Vulcan Delivery Diary 02
Mixed Views In 1982
By Howard Heeley
Nearly forty years ago on 7 February 1983, Vulcan XM594 landed at Winthorpe Airfield in eastern Nottinghamshire. When it safely touched down it became the only Vulcan to be flown into a non-licensed airfield in the UK. This is the first part of an abridged version of an article, which describes the acquisition process, that was originally published in an edition of Aviation News that year.
Back in 1982
In early 1982 there was a lot of talk about a Vulcan being acquired by the Newark Air Museum and everything looked settled, but the conflict in the South Atlantic meant that the aircraft were kept in service and indeed some saw action in the Falklands. In 1982 after a fairly busy autumn things looked set for an interesting 1983, but on 17 December everyone's hopes took a severe tumble with the receipt of a letter from the Ministry of Defence [MoD].
The main point of the letter was that the Ministry did not consider the facilities on Winthorpe Airfield suitable to allow a Vulcan to land safely. In short, Newark would not be adding a Vulcan to its collection. A letter was immediately sent to the Ministry outlining our case, and asking when we had already received the go-ahead early in 1982, why had things suddenly changed; after all, the runway hadn't altered significantly.
Over Christmas virtually everyone seemed resigned to the inevitable "No Vulcan for Newark Air Museum", despite Stuart Stephenson indicating that he was willing to purchase an airframe to display at Newark Air Museum.
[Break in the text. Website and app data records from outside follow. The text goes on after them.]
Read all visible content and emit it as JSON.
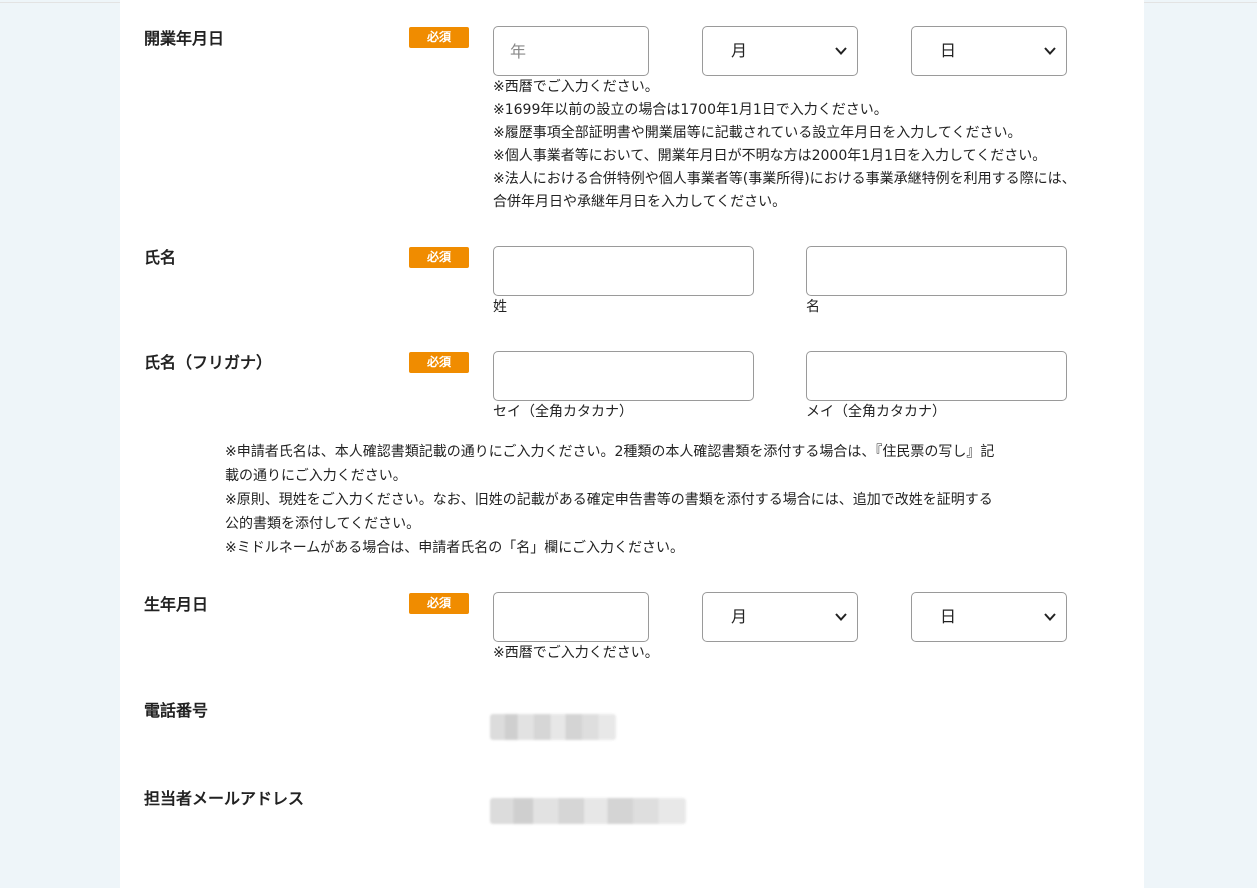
{
  "form": {
    "required_badge": "必須",
    "opening_date": {
      "label": "開業年月日",
      "year_placeholder": "年",
      "month_value": "月",
      "day_value": "日",
      "notes": [
        "※西暦でご入力ください。",
        "※1699年以前の設立の場合は1700年1月1日で入力ください。",
        "※履歴事項全部証明書や開業届等に記載されている設立年月日を入力してください。",
        "※個人事業者等において、開業年月日が不明な方は2000年1月1日を入力してください。",
        "※法人における合併特例や個人事業者等(事業所得)における事業承継特例を利用する際には、",
        "合併年月日や承継年月日を入力してください。"
      ]
    },
    "name": {
      "label": "氏名",
      "last_name_caption": "姓",
      "first_name_caption": "名"
    },
    "name_kana": {
      "label": "氏名（フリガナ）",
      "last_kana_caption": "セイ（全角カタカナ）",
      "first_kana_caption": "メイ（全角カタカナ）",
      "notes": [
        "※申請者氏名は、本人確認書類記載の通りにご入力ください。2種類の本人確認書類を添付する場合は、『住民票の写し』記",
        "載の通りにご入力ください。",
        "※原則、現姓をご入力ください。なお、旧姓の記載がある確定申告書等の書類を添付する場合には、追加で改姓を証明する",
        "公的書類を添付してください。",
        "※ミドルネームがある場合は、申請者氏名の「名」欄にご入力ください。"
      ]
    },
    "birth_date": {
      "label": "生年月日",
      "month_value": "月",
      "day_value": "日",
      "note": "※西暦でご入力ください。"
    },
    "phone": {
      "label": "電話番号"
    },
    "contact_email": {
      "label": "担当者メールアドレス"
    }
  },
  "colors": {
    "badge": "#f08c00",
    "background": "#eef5f9",
    "panel": "#ffffff"
  }
}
Some of these notifications from MoD conflict with John LeBrun’s Inspection Findings.
Vulcan XM594 is pictured landing at an airshow in Western-Canada (NAM Archive)